Providenciales, 29 Jan 2015 – For years the current Finance Minister has not been receiving the right pension as a former Chief Minister and the PNP Administration has put forth legislation so that he is not only properly compensated going forward, but so that he also gets a lump sum payment of back monies owed. The debate on the Retiring Allowances (Legislative Service) (Special Provisions) Bill 2014 was a heated one as some members felt the bill lacked clarity and others believed the move, though likely justified would cause public outcry.
A change in 2004 allowed Hon Washington Misick to be eligible for more money; the problem is that it was not automatic, he would have to apply and he did not. The period of service was adjusted; the time was reduced and eight new people, former Turks and Caicos parliamentarians and country leaders, became eligible including Washington Misick who had to meet three criteria: serve two full terms or eight years in the Legislature; be over 50 years old and retired from parliament.
In the House of Assembly nowadays; there are three members who are former Chief Ministers; during debate it was revealed that each person is receiving a different figure for his pension but for the same service to his country. The AG explained, the provision allows the former Chief Ministers to get two thirds of the most current country leader’s salary as pension.
The Attorney General, Rhondalee Knowles explained during her submission on the bill that there were increases for certain members of the House under an ‘Increase Ordinance’ which came in 2004 as well.

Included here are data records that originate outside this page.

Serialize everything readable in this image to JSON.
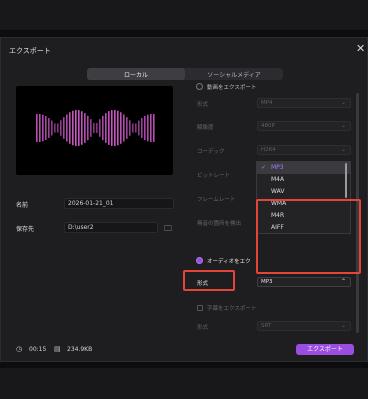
{
  "window": {
    "title": "エクスポート"
  },
  "tabs": [
    {
      "label": "ローカル",
      "active": true
    },
    {
      "label": "ソーシャルメディア",
      "active": false
    }
  ],
  "left": {
    "name_label": "名前",
    "name_value": "2026-01-21_01",
    "save_label": "保存先",
    "save_value": "D:\\user2"
  },
  "video_section": {
    "label": "動画をエクスポート"
  },
  "settings": [
    {
      "label": "形式",
      "value": "MP4"
    },
    {
      "label": "解像度",
      "value": "480P"
    },
    {
      "label": "コーデック",
      "value": "H264"
    },
    {
      "label": "ビットレート",
      "value": "推奨"
    },
    {
      "label": "フレームレート",
      "value": ""
    },
    {
      "label": "無音の箇所を検出",
      "value": ""
    }
  ],
  "audio_section": {
    "label": "オーディオをエク"
  },
  "audio_format": {
    "label": "形式",
    "value": "MP3"
  },
  "subtitle_section": {
    "label": "字幕をエクスポート",
    "format": "SRT"
  },
  "dropdown": {
    "options": [
      "MP3",
      "M4A",
      "WAV",
      "WMA",
      "M4R",
      "AIFF"
    ],
    "selected": "MP3"
  },
  "footer": {
    "duration": "00:15",
    "size": "234.9KB",
    "export_label": "エクスポート"
  },
  "colors": {
    "accent": "#9b4de0",
    "highlight": "#e2453a"
  }
}
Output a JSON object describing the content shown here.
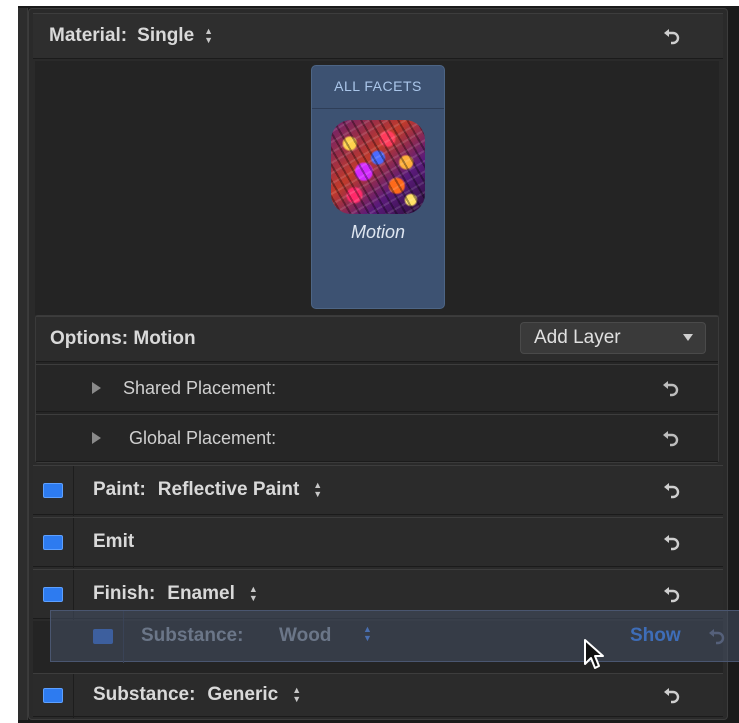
{
  "material": {
    "label": "Material:",
    "value": "Single"
  },
  "facets": {
    "title": "ALL FACETS",
    "items": [
      {
        "name": "Motion"
      }
    ]
  },
  "options": {
    "label": "Options: Motion",
    "add_layer_label": "Add Layer",
    "rows": [
      {
        "label": "Shared Placement:"
      },
      {
        "label": "Global Placement:"
      }
    ]
  },
  "layers": [
    {
      "label": "Paint:",
      "value": "Reflective Paint",
      "has_stepper": true
    },
    {
      "label": "Emit",
      "value": "",
      "has_stepper": false
    },
    {
      "label": "Finish:",
      "value": "Enamel",
      "has_stepper": true
    }
  ],
  "dragged_layer": {
    "label": "Substance:",
    "value": "Wood",
    "show_label": "Show"
  },
  "bottom_layer": {
    "label": "Substance:",
    "value": "Generic"
  },
  "colors": {
    "accent_blue": "#2d7bf0",
    "facet_card": "#3d5272",
    "panel": "#2a2a2a"
  },
  "icons": {
    "reset": "reset-arrow-icon",
    "stepper": "up-down-stepper-icon",
    "disclosure": "disclosure-triangle-icon",
    "checkbox": "checkbox-icon",
    "cursor": "mouse-pointer-icon"
  }
}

Several members also raised the issue that there are long term civil servants who are in their views slighted by the system and not receiving just retirement benefits, yet their predicament has not resulted in any legislation from the government to make adjustments. Nonetheless, in the bill put forth it is exposed that Hon Misick is owed around $56,000 per year for seven and a half years because he has never received a pension as a former Chief Minister, only as former legislator. It means the country may have to pay Washington Missick nearly half a million dollars.